    • If you don't see a gray VPNFL or a yellow VPNFL99 as described above, you'll have to extract the files again...and you'll probably want to delete all the files and folders which have been created somewhere on your hard disk -- probably the root directory or c:\Sierra\Fbpro98\Sierra\Fbpro98\vpnfl.
  • I can load the VPNFL files, but FBPro98 keeps crashing everytime I try to play a game.
    • This can be caused by a number of things, but the most likely suspects are as follows:
      • You have extracted the files into the wrong folder. It is most likely that you created c:\Sierra\Fbpro98\Sierra\Fbpro98\vpnfl, etc. This happened because you extracted to c:\Sierra\Fbpro98 when you should have extracted to the c:\ root directory.
      • There is a 0-byte play somewhere in the play folders. The VPNFL zip file creates a number of folders that contain all the plays. They are:
        • c:\Sierra\Fbpro98\Vpnfl\34 (3-4 defensive plays)
        • c:\Sierra\Fbpro98\Vpnfl\43 (4-3 defensive plays)
        • c:\Sierra\Fbpro98\Vpnfl\pass (pass plays)
        • c:\Sierra\Fbpro98\Vpnfl\run (run plays)
        • c:\Sierra\Fbpro98\Vpnfl\special (special team plays)
        • c:\Sierra\Fbpro98\Vpnfl\teamspec (plays specific to certain teams)
      • Sometimes, for some crazy reason that only FBPro98 can fathom, a 0-byte play is created in one of the above folders and if a game plan tries to load it at the beginning of a game, FBPro98 will crash. Go through the above folders and delete any and all 0-byte plays.
  • Why are there so many different folders for the plays?

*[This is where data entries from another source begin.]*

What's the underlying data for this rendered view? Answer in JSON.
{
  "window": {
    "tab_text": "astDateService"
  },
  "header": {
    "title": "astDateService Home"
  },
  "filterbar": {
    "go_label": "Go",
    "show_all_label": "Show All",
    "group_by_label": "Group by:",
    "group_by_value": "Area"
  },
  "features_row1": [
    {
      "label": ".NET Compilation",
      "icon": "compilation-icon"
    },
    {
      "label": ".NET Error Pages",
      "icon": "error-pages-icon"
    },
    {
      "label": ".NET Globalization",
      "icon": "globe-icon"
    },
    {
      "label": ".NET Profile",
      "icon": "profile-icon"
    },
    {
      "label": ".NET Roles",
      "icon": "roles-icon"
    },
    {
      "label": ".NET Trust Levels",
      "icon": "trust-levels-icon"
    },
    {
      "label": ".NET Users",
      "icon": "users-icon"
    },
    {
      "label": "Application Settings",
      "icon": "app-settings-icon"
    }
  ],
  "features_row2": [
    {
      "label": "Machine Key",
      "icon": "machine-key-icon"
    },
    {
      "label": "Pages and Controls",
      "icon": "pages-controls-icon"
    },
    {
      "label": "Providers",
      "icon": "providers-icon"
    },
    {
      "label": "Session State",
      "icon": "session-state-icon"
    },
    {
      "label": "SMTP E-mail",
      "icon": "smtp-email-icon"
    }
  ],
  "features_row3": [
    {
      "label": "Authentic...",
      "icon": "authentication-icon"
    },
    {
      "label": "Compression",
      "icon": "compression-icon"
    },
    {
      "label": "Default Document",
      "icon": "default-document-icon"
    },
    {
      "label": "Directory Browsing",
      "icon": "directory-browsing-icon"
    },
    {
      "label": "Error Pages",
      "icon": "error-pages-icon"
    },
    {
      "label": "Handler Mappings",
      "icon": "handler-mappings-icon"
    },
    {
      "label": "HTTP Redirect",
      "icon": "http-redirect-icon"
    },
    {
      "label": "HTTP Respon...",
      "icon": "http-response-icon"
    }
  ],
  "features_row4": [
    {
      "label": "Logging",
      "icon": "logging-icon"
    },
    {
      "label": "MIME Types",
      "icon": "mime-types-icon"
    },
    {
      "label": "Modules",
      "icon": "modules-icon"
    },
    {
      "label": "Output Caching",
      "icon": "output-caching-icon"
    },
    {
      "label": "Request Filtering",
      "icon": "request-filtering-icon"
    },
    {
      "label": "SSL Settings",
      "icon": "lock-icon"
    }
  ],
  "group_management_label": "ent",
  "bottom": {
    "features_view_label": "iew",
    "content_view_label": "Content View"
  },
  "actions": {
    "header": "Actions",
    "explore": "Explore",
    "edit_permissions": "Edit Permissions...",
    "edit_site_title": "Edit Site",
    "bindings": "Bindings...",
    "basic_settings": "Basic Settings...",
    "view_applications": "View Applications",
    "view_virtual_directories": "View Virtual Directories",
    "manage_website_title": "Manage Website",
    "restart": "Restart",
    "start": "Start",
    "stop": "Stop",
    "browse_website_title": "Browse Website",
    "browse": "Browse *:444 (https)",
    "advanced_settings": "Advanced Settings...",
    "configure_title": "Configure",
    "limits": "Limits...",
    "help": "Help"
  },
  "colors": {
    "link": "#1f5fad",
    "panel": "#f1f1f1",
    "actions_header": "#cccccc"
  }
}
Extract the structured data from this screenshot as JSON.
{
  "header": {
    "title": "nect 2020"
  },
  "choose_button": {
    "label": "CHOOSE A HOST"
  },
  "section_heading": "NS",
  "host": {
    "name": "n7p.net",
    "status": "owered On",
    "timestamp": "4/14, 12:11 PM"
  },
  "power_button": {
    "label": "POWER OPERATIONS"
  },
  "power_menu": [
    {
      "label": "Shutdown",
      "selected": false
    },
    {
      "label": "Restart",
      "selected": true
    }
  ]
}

    • The first reason is for clarity's sake. We felt that it would be a lot easier to search for certain plays if they were in their own folders. This was also a way to get around the notorious eight-character play name limit.
    • Another reason that only became apparent after we had quite a few plays is that, for some reason, FBPro98 will only display 512 plays or so in the Play Editor.
  • Where are the game plans?
    • The game plans are located in the c:\Sierra\Fbpro98\Vpnfl\Profiles folder.
  • How many different profiles are there?
    • Basically, there are three sets of offensive profiles (balanced, run oriented and pass oriented) and one balanced defensive profile set.
    • Some users are initially disappointed by this, but you can make your team less or more aggressive by the types of plays you put in your plan. It isn't the profiles or plans alone that make the VPNFL files more realistic, but a combination of the two.
  • What do I have to do to maintain the league in career play?
    • Jim Henley, the guy who had the original idea for the VPNFL files and did the bulk of the ratings work, explains here.
  • Do I have to edit the rookies when starting a new season?
    • Yes. However, don't despair. If you have Sullivan's FBEdit and Microsoft Excel, you can get Ryan Swift's utility that will put the rookies in line with VPNFL ratings. Check the Links & Leagues page to find FBEdit and Ryan's utility.
  • Are these files shareware?
    • No, they are totally free.
  • Who made these files?
    • The VPNFL files were made by Jim Henley (project leader) and Isamu Maruhashi (co-conspirator), with lots of assistance from Charlie Rogers, Ken Parker, Jim Hansen, Nick Cowie and John Frisby.